Daniel Aronson explains that systems thinking is the opposite of traditional analysis (see http://www.thinking.net/Systems_Thinking/OverviewSTarticle.pdf). Specifically, Aronson explains that the meaning of the word analysis comes from ‘analyein’ which means to break up. So traditional analysis is about breaking up what is being studied into constituent parts to understand the subject better. On the other hand, systems thinking focuses on how what is being studied interacts with other elements that together produce a behavior or function. Thus, traditional analysis isolates smaller and smaller parts of the subject being studied, while systems thinking expands the view to take into account larger and larger numbers of interactions between the subject and other elements. Essentially, systems thinking is a ‘zoom out’ approach while traditional analysis is a ‘zoom in’ approach to improve understanding and inform action.
Strategic thinking, systems thinking, and collaboration used together form a powerful basis to tackle bold change. Systems thinking has been identified as a subset of strategic thinking and as a way to help avoid unintended consequences in a social system. Social systems differ from mechanical systems in that their whole is different than the sum of the individual parts because of the complex web of interactions between the parts. Systems thinking has also been found to be a powerful tool for group problem solving in organizations. Consequently, the recommended path to develop a great strategy is to view your organization with a systems lens and identify all key stakeholders to involve through collaboration in developing the strategy. In addition, across those stakeholders, use a facilitated process to engage a mix of strategic thinkers, systems thinkers, and linear thinkers to provide input to the strategy. Finally, apply the system lens to the proposed strategies to test for unintended consequences and refine as needed and as more is learned during the implementation of the strategy.

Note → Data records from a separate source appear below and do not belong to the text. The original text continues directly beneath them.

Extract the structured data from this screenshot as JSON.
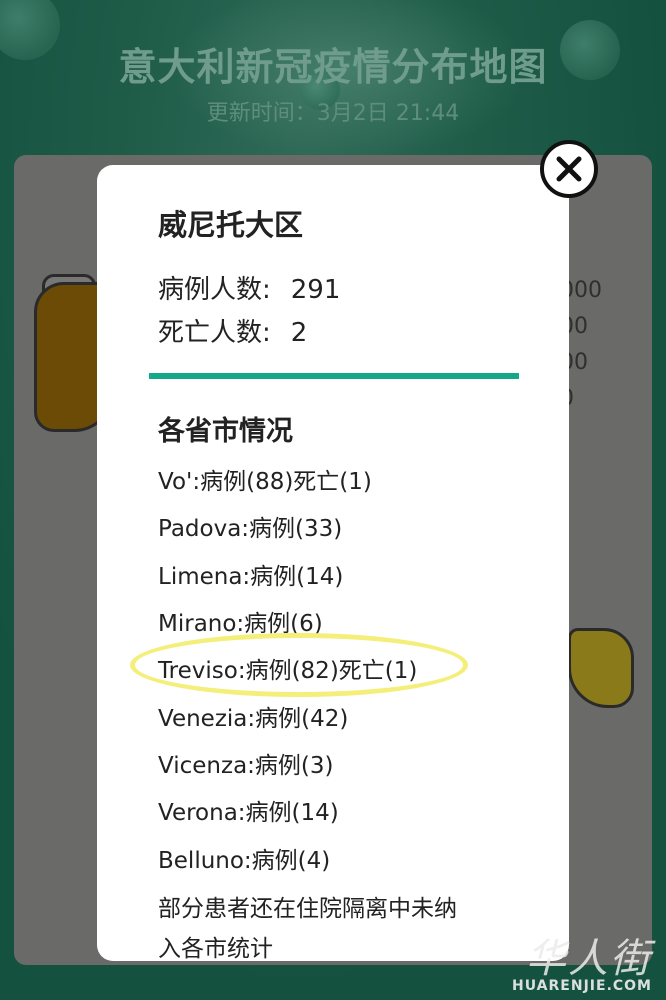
{
  "background": {
    "title": "意大利新冠疫情分布地图",
    "subtitle": "更新时间：3月2日 21:44",
    "legend_numbers": [
      "000",
      "00",
      "00",
      "0"
    ]
  },
  "modal": {
    "region_title": "威尼托大区",
    "cases_label": "病例人数:",
    "cases_value": "291",
    "deaths_label": "死亡人数:",
    "deaths_value": "2",
    "section_title": "各省市情况",
    "cities": [
      "Vo':病例(88)死亡(1)",
      "Padova:病例(33)",
      "Limena:病例(14)",
      "Mirano:病例(6)",
      "Treviso:病例(82)死亡(1)",
      "Venezia:病例(42)",
      "Vicenza:病例(3)",
      "Verona:病例(14)",
      "Belluno:病例(4)"
    ],
    "note_line1": "部分患者还在住院隔离中未纳",
    "note_line2": "入各市统计",
    "highlighted_city_index": 4
  },
  "watermark": {
    "text_cn": "华人街",
    "text_en": "HUARENJIE.COM"
  },
  "colors": {
    "divider": "#14a88a",
    "highlight_ring": "#f4ef7a",
    "background_green": "#1e5c48"
  },
  "icons": {
    "close": "close-icon"
  }
}
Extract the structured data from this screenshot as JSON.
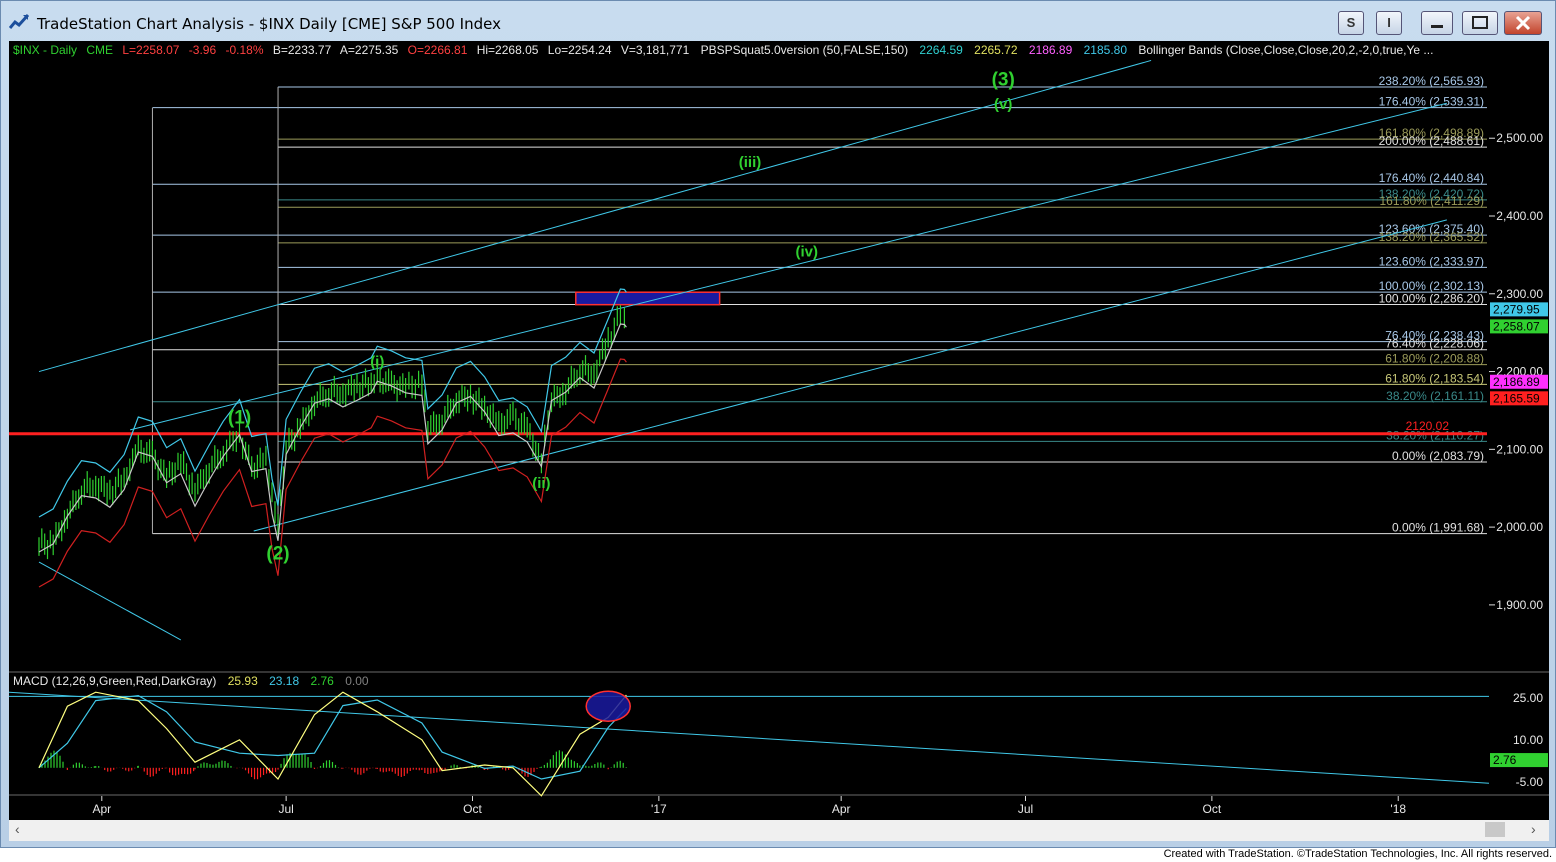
{
  "window": {
    "title": "TradeStation Chart Analysis - $INX Daily [CME] S&P 500 Index",
    "buttons": {
      "s_label": "S",
      "i_label": "I"
    }
  },
  "header": {
    "symbol": "$INX - Daily",
    "exchange": "CME",
    "last": "L=2258.07",
    "change": "-3.96",
    "change_pct": "-0.18%",
    "bid": "B=2233.77",
    "ask": "A=2275.35",
    "open": "O=2266.81",
    "high": "Hi=2268.05",
    "low": "Lo=2254.24",
    "volume": "V=3,181,771",
    "study": "PBSPSquat5.0version (50,FALSE,150)",
    "study_vals": [
      "2264.59",
      "2265.72",
      "2186.89",
      "2185.80"
    ],
    "bb": "Bollinger Bands (Close,Close,Close,20,2,-2,0,true,Ye ..."
  },
  "macd_header": {
    "label": "MACD (12,26,9,Green,Red,DarkGray)",
    "vals": [
      "25.93",
      "23.18",
      "2.76",
      "0.00"
    ]
  },
  "fib_levels": [
    {
      "label": "238.20% (2,565.93)",
      "price": 2565.93,
      "color": "#a8c8e8"
    },
    {
      "label": "176.40% (2,539.31)",
      "price": 2539.31,
      "color": "#a8c8e8"
    },
    {
      "label": "161.80% (2,498.89)",
      "price": 2498.89,
      "color": "#9c9c5a"
    },
    {
      "label": "200.00% (2,488.61)",
      "price": 2488.61,
      "color": "#e0e0e0"
    },
    {
      "label": "176.40% (2,440.84)",
      "price": 2440.84,
      "color": "#a8c8e8"
    },
    {
      "label": "138.20% (2,420.72)",
      "price": 2420.72,
      "color": "#3a8a8a"
    },
    {
      "label": "161.80% (2,411.29)",
      "price": 2411.29,
      "color": "#9c9c5a"
    },
    {
      "label": "123.60% (2,375.40)",
      "price": 2375.4,
      "color": "#a8c8e8"
    },
    {
      "label": "138.20% (2,365.52)",
      "price": 2365.52,
      "color": "#9c9c5a"
    },
    {
      "label": "123.60% (2,333.97)",
      "price": 2333.97,
      "color": "#a8c8e8"
    },
    {
      "label": "100.00% (2,302.13)",
      "price": 2302.13,
      "color": "#a8c8e8"
    },
    {
      "label": "100.00% (2,286.20)",
      "price": 2286.2,
      "color": "#e0e0e0"
    },
    {
      "label": "76.40% (2,238.43)",
      "price": 2238.43,
      "color": "#a8c8e8"
    },
    {
      "label": "76.40% (2,228.06)",
      "price": 2228.06,
      "color": "#e0e0e0"
    },
    {
      "label": "61.80% (2,208.88)",
      "price": 2208.88,
      "color": "#9c9c5a"
    },
    {
      "label": "61.80% (2,183.54)",
      "price": 2183.54,
      "color": "#c8c878"
    },
    {
      "label": "38.20% (2,161.11)",
      "price": 2161.11,
      "color": "#3a8a8a"
    },
    {
      "label": "38.20% (2,110.27)",
      "price": 2110.27,
      "color": "#3a8a8a"
    },
    {
      "label": "0.00% (2,083.79)",
      "price": 2083.79,
      "color": "#e0e0e0"
    },
    {
      "label": "0.00% (1,991.68)",
      "price": 1991.68,
      "color": "#e0e0e0"
    }
  ],
  "support_line": {
    "label": "2120.02",
    "price": 2120.02,
    "color": "#ff2020"
  },
  "price_badges": [
    {
      "label": "2,279.95",
      "price": 2279.95,
      "bg": "#40c8e8",
      "fg": "#000"
    },
    {
      "label": "2,258.07",
      "price": 2258.07,
      "bg": "#30d030",
      "fg": "#000"
    },
    {
      "label": "2,186.89",
      "price": 2186.89,
      "bg": "#ff30ff",
      "fg": "#000"
    },
    {
      "label": "2,165.59",
      "price": 2165.59,
      "bg": "#ff2020",
      "fg": "#000"
    }
  ],
  "macd_badge": {
    "label": "2.76",
    "value": 2.76,
    "bg": "#30d030"
  },
  "wave_labels": [
    {
      "text": "(1)",
      "date": "2016-06-08",
      "price": 2120.55,
      "size": "big"
    },
    {
      "text": "(2)",
      "date": "2016-06-27",
      "price": 1991.68,
      "size": "big",
      "below": true
    },
    {
      "text": "(i)",
      "date": "2016-08-15",
      "price": 2193.81,
      "size": "small"
    },
    {
      "text": "(ii)",
      "date": "2016-11-04",
      "price": 2083.79,
      "size": "small",
      "below": true
    },
    {
      "text": "(iii)",
      "date": "2017-02-15",
      "price": 2450,
      "size": "small"
    },
    {
      "text": "(iv)",
      "date": "2017-03-15",
      "price": 2335,
      "size": "small"
    },
    {
      "text": "(3)",
      "date": "2017-06-20",
      "price": 2555,
      "size": "big"
    },
    {
      "text": "(v)",
      "date": "2017-06-20",
      "price": 2525,
      "size": "small"
    }
  ],
  "target_box": {
    "price_top": 2302,
    "price_bottom": 2286,
    "start": "2016-11-21",
    "end": "2017-01-31"
  },
  "colors": {
    "bars": "#30d030",
    "text_green": "#30d030",
    "cyan": "#40c8e8",
    "red": "#ff2020",
    "macd_pos": "#30d030",
    "macd_neg": "#ff2020",
    "macd_line": "#ffff80",
    "signal_line": "#40c8e8",
    "wave_green": "#30d030"
  },
  "chart_data": [
    {
      "type": "candlestick",
      "title": "$INX Daily [CME] S&P 500 Index",
      "xlabel": "",
      "ylabel": "",
      "ylim": [
        1815,
        2625
      ],
      "xlim": [
        "2016-03-01",
        "2018-01-31"
      ],
      "x_tick_labels": [
        "Apr",
        "Jul",
        "Oct",
        "'17",
        "Apr",
        "Jul",
        "Oct",
        "'18"
      ],
      "x_tick_dates": [
        "2016-04-01",
        "2016-07-01",
        "2016-10-01",
        "2017-01-01",
        "2017-04-01",
        "2017-07-01",
        "2017-10-01",
        "2018-01-01"
      ],
      "y_ticks": [
        1900,
        2000,
        2100,
        2200,
        2300,
        2400,
        2500
      ],
      "y_tick_labels": [
        "1,900.00",
        "2,000.00",
        "2,100.00",
        "2,200.00",
        "2,300.00",
        "2,400.00",
        "2,500.00"
      ],
      "series": [
        {
          "name": "$INX - Daily",
          "points": [
            [
              "2016-03-01",
              1978
            ],
            [
              "2016-03-08",
              1980
            ],
            [
              "2016-03-15",
              2015
            ],
            [
              "2016-03-22",
              2049
            ],
            [
              "2016-03-29",
              2055
            ],
            [
              "2016-04-05",
              2045
            ],
            [
              "2016-04-12",
              2061
            ],
            [
              "2016-04-19",
              2100
            ],
            [
              "2016-04-26",
              2091
            ],
            [
              "2016-05-03",
              2063
            ],
            [
              "2016-05-10",
              2084
            ],
            [
              "2016-05-17",
              2047
            ],
            [
              "2016-05-24",
              2076
            ],
            [
              "2016-05-31",
              2097
            ],
            [
              "2016-06-08",
              2119
            ],
            [
              "2016-06-14",
              2075
            ],
            [
              "2016-06-21",
              2088
            ],
            [
              "2016-06-24",
              2037
            ],
            [
              "2016-06-27",
              2000
            ],
            [
              "2016-07-01",
              2102
            ],
            [
              "2016-07-08",
              2129
            ],
            [
              "2016-07-15",
              2161
            ],
            [
              "2016-07-22",
              2175
            ],
            [
              "2016-07-29",
              2173
            ],
            [
              "2016-08-05",
              2182
            ],
            [
              "2016-08-12",
              2184
            ],
            [
              "2016-08-15",
              2190
            ],
            [
              "2016-08-22",
              2182
            ],
            [
              "2016-08-29",
              2180
            ],
            [
              "2016-09-06",
              2186
            ],
            [
              "2016-09-09",
              2127
            ],
            [
              "2016-09-16",
              2139
            ],
            [
              "2016-09-23",
              2164
            ],
            [
              "2016-09-30",
              2168
            ],
            [
              "2016-10-07",
              2153
            ],
            [
              "2016-10-14",
              2132
            ],
            [
              "2016-10-21",
              2141
            ],
            [
              "2016-10-28",
              2126
            ],
            [
              "2016-11-04",
              2085
            ],
            [
              "2016-11-09",
              2163
            ],
            [
              "2016-11-16",
              2176
            ],
            [
              "2016-11-23",
              2204
            ],
            [
              "2016-11-30",
              2198
            ],
            [
              "2016-12-07",
              2241
            ],
            [
              "2016-12-13",
              2271
            ],
            [
              "2016-12-15",
              2262
            ],
            [
              "2016-12-16",
              2258
            ]
          ]
        },
        {
          "name": "Bollinger Bands",
          "points": []
        }
      ]
    },
    {
      "type": "line",
      "title": "MACD (12,26,9,Green,Red,DarkGray)",
      "ylim": [
        -9,
        31
      ],
      "y_ticks": [
        -5,
        10,
        25
      ],
      "y_tick_labels": [
        "-5.00",
        "10.00",
        "25.00"
      ],
      "series": [
        {
          "name": "MACD",
          "points": [
            [
              "2016-03-01",
              0
            ],
            [
              "2016-03-15",
              22
            ],
            [
              "2016-03-29",
              27
            ],
            [
              "2016-04-19",
              24
            ],
            [
              "2016-05-03",
              14
            ],
            [
              "2016-05-17",
              2
            ],
            [
              "2016-06-08",
              10
            ],
            [
              "2016-06-27",
              -4
            ],
            [
              "2016-07-15",
              19
            ],
            [
              "2016-07-29",
              27
            ],
            [
              "2016-08-15",
              20
            ],
            [
              "2016-09-06",
              10
            ],
            [
              "2016-09-16",
              -1
            ],
            [
              "2016-10-07",
              1
            ],
            [
              "2016-10-21",
              0
            ],
            [
              "2016-11-04",
              -10
            ],
            [
              "2016-11-23",
              12
            ],
            [
              "2016-12-07",
              18
            ],
            [
              "2016-12-16",
              26
            ]
          ]
        }
      ]
    }
  ]
}
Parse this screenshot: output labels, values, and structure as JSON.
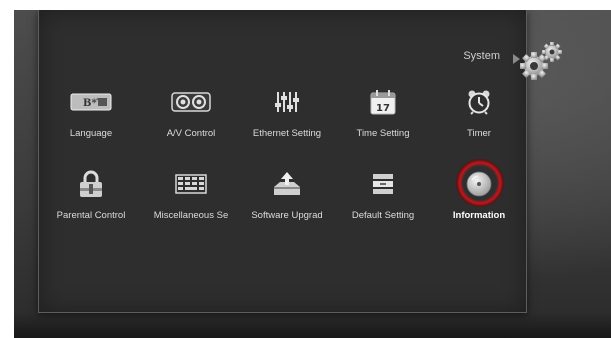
{
  "menu": {
    "section_title": "System",
    "items": [
      {
        "label": "Language",
        "icon": "language-icon"
      },
      {
        "label": "A/V Control",
        "icon": "av-control-icon"
      },
      {
        "label": "Ethernet Setting",
        "icon": "ethernet-setting-icon"
      },
      {
        "label": "Time Setting",
        "icon": "calendar-icon"
      },
      {
        "label": "Timer",
        "icon": "alarm-clock-icon"
      },
      {
        "label": "Parental Control",
        "icon": "lock-icon"
      },
      {
        "label": "Miscellaneous Se",
        "icon": "keyboard-icon"
      },
      {
        "label": "Software Upgrad",
        "icon": "upgrade-icon"
      },
      {
        "label": "Default Setting",
        "icon": "default-setting-icon"
      },
      {
        "label": "Information",
        "icon": "information-disc-icon"
      }
    ],
    "selected_index": 9,
    "calendar_day": "17",
    "language_icon_text": "B*T"
  },
  "colors": {
    "selection_ring": "#c8141a",
    "panel": "#2e2e2e"
  }
}
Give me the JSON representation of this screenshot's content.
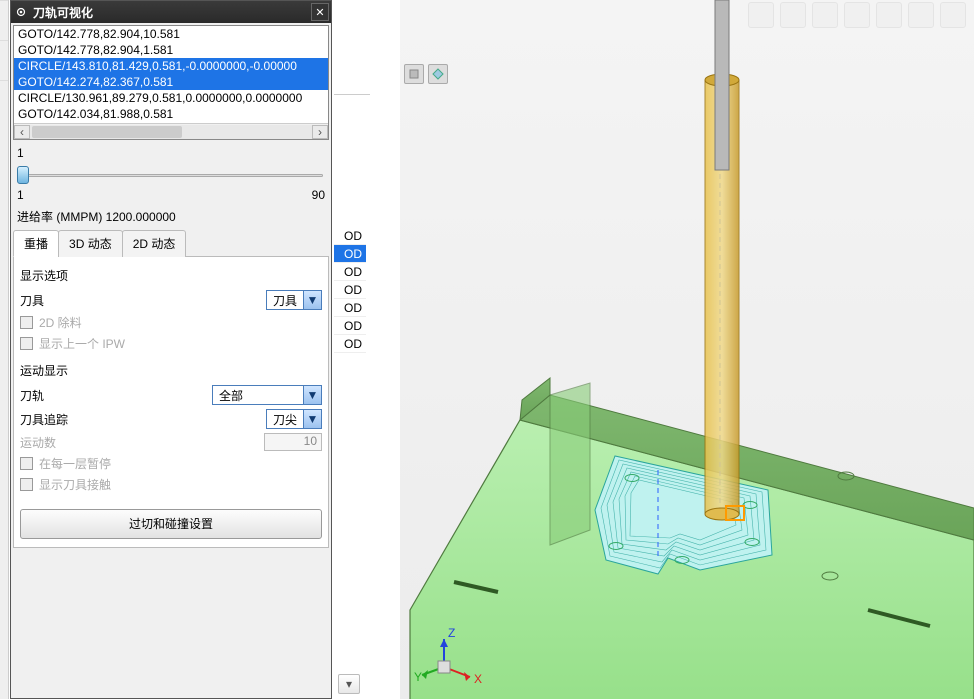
{
  "dialog": {
    "title": "刀轨可视化",
    "nc_lines": [
      {
        "text": "GOTO/142.778,82.904,10.581",
        "selected": false
      },
      {
        "text": "GOTO/142.778,82.904,1.581",
        "selected": false
      },
      {
        "text": "CIRCLE/143.810,81.429,0.581,-0.0000000,-0.00000",
        "selected": true
      },
      {
        "text": "GOTO/142.274,82.367,0.581",
        "selected": true
      },
      {
        "text": "CIRCLE/130.961,89.279,0.581,0.0000000,0.0000000",
        "selected": false
      },
      {
        "text": "GOTO/142.034,81.988,0.581",
        "selected": false
      }
    ],
    "scroll_left_glyph": "‹",
    "scroll_right_glyph": "›",
    "slider": {
      "top": "1",
      "min": "1",
      "max": "90"
    },
    "feedrate_label": "进给率 (MMPM) 1200.000000",
    "tabs": [
      "重播",
      "3D 动态",
      "2D 动态"
    ],
    "active_tab": 0,
    "display": {
      "section": "显示选项",
      "tool_label": "刀具",
      "tool_value": "刀具",
      "cb_2d_stock": "2D 除料",
      "cb_show_prev_ipw": "显示上一个 IPW"
    },
    "motion": {
      "section": "运动显示",
      "path_label": "刀轨",
      "path_value": "全部",
      "track_label": "刀具追踪",
      "track_value": "刀尖",
      "num_label": "运动数",
      "num_value": "10",
      "cb_pause_layer": "在每一层暂停",
      "cb_show_contact": "显示刀具接触"
    },
    "big_button": "过切和碰撞设置"
  },
  "od_list": [
    "OD",
    "OD",
    "OD",
    "OD",
    "OD",
    "OD",
    "OD"
  ],
  "od_selected_index": 1,
  "viewport": {
    "axes": {
      "x": "X",
      "y": "Y",
      "z": "Z"
    }
  },
  "dropdown_glyph": "▼",
  "close_glyph": "✕",
  "collapse_glyph": "▾"
}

With systems thinking, you can bring people together to develop new ways to tackle long-standing challenges. For example, the Consortium for Building Energy Innovation (CBEI, formerly the Energy Efficient Building Hub) has applied systems thinking to develop new strategies for accelerating building energy retrofits through collaboration with market stakeholders. Collaboration harnesses the power of human connection to tackle any challenge. Contact Valerie at 412-742-9675 or firstname.lastname@example.org for help or to learn more.